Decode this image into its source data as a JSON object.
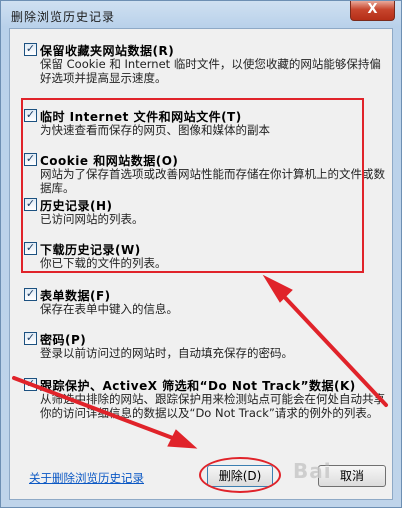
{
  "window": {
    "title": "删除浏览历史记录",
    "close_glyph": "X"
  },
  "options": [
    {
      "title": "保留收藏夹网站数据(R)",
      "desc": "保留 Cookie 和 Internet 临时文件，以使您收藏的网站能够保持偏好选项并提高显示速度。",
      "checked": true
    },
    {
      "title": "临时 Internet 文件和网站文件(T)",
      "desc": "为快速查看而保存的网页、图像和媒体的副本",
      "checked": true
    },
    {
      "title": "Cookie 和网站数据(O)",
      "desc": "网站为了保存首选项或改善网站性能而存储在你计算机上的文件或数据库。",
      "checked": true
    },
    {
      "title": "历史记录(H)",
      "desc": "已访问网站的列表。",
      "checked": true
    },
    {
      "title": "下载历史记录(W)",
      "desc": "你已下载的文件的列表。",
      "checked": true
    },
    {
      "title": "表单数据(F)",
      "desc": "保存在表单中键入的信息。",
      "checked": true
    },
    {
      "title": "密码(P)",
      "desc": "登录以前访问过的网站时，自动填充保存的密码。",
      "checked": true
    },
    {
      "title": "跟踪保护、ActiveX 筛选和“Do Not Track”数据(K)",
      "desc": "从筛选中排除的网站、跟踪保护用来检测站点可能会在何处自动共享你的访问详细信息的数据以及“Do Not Track”请求的例外的列表。",
      "checked": true
    }
  ],
  "footer": {
    "link": "关于删除浏览历史记录",
    "delete_label": "删除(D)",
    "cancel_label": "取消",
    "watermark": "Bai"
  },
  "check_glyph": "✓",
  "accent_colors": {
    "highlight": "#e0232a",
    "link": "#0b58c4"
  }
}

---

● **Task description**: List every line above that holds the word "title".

● **Solution to this task**:
    "title": "删除浏览历史记录",
      "title": "保留收藏夹网站数据(R)",
      "title": "临时 Internet 文件和网站文件(T)",
      "title": "Cookie 和网站数据(O)",
      "title": "历史记录(H)",
      "title": "下载历史记录(W)",
      "title": "表单数据(F)",
      "title": "密码(P)",
      "title": "跟踪保护、ActiveX 筛选和“Do Not Track”数据(K)",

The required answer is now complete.